EXERCISE | Every line of the records below that holds the word "JSON" belongs in the answer.

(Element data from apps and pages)
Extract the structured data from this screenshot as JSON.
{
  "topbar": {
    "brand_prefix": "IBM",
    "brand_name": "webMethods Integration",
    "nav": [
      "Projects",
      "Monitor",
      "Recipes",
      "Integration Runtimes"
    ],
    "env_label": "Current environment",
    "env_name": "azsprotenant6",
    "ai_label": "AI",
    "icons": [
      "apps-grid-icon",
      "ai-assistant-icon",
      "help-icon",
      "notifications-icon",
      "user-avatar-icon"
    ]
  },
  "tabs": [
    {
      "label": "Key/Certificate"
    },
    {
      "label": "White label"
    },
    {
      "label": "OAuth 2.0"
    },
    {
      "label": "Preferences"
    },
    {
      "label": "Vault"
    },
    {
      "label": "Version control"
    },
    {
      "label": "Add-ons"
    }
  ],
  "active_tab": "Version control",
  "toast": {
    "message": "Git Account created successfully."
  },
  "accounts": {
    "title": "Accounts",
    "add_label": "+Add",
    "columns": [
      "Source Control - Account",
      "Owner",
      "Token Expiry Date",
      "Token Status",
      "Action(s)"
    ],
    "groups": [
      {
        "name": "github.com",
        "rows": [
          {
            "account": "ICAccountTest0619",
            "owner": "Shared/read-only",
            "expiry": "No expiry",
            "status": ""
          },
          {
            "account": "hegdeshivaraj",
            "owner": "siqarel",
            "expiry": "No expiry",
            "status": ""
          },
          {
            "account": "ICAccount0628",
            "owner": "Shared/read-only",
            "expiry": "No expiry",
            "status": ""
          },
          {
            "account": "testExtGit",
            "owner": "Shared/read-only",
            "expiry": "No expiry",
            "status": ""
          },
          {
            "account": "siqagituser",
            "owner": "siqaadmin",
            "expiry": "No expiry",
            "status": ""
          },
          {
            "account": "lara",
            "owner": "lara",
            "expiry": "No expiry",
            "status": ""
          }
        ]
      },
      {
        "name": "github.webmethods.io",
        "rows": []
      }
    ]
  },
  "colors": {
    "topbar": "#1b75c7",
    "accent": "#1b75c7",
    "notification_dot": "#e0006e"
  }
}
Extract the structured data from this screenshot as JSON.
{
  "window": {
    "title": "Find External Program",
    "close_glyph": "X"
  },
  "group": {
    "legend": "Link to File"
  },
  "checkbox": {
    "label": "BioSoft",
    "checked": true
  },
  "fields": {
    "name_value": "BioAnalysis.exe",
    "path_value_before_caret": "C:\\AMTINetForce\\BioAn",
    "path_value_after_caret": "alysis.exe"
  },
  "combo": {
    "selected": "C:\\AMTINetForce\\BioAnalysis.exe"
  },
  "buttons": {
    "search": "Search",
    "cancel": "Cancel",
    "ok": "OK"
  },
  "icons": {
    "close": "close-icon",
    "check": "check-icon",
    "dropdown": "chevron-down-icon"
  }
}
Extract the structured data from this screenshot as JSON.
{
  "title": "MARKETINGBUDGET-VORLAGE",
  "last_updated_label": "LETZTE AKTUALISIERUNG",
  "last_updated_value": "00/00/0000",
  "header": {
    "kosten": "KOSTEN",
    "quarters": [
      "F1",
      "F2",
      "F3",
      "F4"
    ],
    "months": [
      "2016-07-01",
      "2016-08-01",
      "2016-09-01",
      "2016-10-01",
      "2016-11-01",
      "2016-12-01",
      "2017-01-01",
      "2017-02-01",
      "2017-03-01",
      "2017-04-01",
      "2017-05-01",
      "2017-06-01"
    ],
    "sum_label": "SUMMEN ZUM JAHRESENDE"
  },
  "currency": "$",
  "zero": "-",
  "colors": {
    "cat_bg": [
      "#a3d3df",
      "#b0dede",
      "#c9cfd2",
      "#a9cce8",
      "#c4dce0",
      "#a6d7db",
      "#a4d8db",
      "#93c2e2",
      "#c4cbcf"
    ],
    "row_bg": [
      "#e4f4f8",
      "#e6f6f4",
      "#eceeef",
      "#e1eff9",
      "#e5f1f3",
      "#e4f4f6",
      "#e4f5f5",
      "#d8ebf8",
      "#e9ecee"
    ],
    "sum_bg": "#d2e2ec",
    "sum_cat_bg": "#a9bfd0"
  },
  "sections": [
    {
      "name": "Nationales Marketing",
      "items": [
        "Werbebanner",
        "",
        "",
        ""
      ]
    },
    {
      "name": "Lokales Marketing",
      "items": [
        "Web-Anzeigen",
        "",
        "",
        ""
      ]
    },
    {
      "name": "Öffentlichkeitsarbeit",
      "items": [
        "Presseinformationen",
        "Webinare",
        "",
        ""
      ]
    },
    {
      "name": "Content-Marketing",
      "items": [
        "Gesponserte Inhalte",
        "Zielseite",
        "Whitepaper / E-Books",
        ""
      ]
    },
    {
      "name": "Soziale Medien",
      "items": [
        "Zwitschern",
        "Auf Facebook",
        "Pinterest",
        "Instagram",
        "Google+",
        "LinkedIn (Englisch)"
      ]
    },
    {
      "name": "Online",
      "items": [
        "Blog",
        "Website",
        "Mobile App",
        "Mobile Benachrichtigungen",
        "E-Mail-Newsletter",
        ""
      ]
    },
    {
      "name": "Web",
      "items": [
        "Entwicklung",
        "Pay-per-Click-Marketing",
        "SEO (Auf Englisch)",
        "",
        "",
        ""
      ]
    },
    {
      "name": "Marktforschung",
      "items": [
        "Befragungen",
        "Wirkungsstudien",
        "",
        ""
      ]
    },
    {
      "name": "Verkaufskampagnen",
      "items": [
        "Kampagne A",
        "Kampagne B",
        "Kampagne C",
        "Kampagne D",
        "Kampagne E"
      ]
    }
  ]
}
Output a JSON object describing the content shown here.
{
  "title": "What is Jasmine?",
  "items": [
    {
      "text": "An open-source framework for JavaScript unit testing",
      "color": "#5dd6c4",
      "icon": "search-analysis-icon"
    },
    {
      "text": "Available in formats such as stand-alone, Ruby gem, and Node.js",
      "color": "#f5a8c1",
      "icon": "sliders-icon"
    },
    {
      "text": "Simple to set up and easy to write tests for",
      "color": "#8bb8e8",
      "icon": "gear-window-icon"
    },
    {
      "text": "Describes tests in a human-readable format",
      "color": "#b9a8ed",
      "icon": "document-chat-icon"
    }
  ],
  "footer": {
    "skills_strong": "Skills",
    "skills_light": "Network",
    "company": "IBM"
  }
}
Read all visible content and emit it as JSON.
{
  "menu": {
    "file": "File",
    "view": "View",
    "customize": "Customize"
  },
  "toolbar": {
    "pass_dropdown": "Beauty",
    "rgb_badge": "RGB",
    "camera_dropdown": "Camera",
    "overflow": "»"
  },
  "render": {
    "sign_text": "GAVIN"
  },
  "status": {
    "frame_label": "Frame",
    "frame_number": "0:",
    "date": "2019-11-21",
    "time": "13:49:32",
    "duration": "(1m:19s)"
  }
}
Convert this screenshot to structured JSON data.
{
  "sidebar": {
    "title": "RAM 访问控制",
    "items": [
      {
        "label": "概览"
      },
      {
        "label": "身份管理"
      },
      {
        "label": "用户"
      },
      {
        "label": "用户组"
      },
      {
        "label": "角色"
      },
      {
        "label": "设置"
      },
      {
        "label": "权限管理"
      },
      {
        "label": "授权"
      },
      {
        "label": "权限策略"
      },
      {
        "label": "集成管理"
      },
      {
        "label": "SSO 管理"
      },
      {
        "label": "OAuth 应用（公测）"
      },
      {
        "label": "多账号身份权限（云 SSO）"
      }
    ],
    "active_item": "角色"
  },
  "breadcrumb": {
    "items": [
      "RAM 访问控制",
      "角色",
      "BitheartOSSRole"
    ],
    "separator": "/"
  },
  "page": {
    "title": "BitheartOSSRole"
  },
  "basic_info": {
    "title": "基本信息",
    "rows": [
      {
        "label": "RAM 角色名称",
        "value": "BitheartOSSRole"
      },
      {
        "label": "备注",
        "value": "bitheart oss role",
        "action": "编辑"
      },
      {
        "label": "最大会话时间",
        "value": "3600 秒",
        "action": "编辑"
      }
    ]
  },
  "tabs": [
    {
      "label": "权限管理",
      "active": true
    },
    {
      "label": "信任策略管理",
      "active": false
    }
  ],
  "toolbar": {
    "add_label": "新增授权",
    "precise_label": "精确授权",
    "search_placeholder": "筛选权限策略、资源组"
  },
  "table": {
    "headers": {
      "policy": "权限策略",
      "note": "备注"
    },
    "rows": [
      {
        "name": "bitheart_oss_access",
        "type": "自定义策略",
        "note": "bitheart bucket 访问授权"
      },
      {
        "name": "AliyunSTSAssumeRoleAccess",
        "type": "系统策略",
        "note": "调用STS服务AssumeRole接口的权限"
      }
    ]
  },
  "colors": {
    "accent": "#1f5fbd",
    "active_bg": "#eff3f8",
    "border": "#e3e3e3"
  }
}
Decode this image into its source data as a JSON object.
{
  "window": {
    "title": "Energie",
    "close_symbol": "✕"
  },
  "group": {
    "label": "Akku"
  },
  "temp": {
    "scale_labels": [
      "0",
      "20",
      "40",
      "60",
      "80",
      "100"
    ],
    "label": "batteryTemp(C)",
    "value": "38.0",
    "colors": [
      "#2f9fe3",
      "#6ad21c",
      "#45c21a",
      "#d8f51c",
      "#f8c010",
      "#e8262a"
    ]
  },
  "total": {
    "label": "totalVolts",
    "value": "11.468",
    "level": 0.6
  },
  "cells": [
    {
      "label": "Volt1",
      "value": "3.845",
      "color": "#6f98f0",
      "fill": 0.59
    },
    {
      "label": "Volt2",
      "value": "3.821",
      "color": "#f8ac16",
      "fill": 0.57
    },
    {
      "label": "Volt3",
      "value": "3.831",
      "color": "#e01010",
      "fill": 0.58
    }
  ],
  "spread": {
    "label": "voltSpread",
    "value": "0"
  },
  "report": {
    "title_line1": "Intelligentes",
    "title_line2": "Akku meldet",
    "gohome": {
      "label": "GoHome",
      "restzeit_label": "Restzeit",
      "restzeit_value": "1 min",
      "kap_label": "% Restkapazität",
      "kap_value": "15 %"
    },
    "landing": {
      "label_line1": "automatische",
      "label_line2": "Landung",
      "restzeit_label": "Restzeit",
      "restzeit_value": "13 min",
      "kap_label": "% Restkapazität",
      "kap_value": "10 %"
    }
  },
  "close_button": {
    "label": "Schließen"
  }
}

RESPONSE TO THE TASK |
Extract the structured data from this screenshot as JSON.
Extract the structured data from this screenshot as JSON.
Extract the structured data from this screenshot as JSON.
Output a JSON object describing the content shown here.
Read all visible content and emit it as JSON.
Convert this screenshot to structured JSON data.
Decode this image into its source data as a JSON object.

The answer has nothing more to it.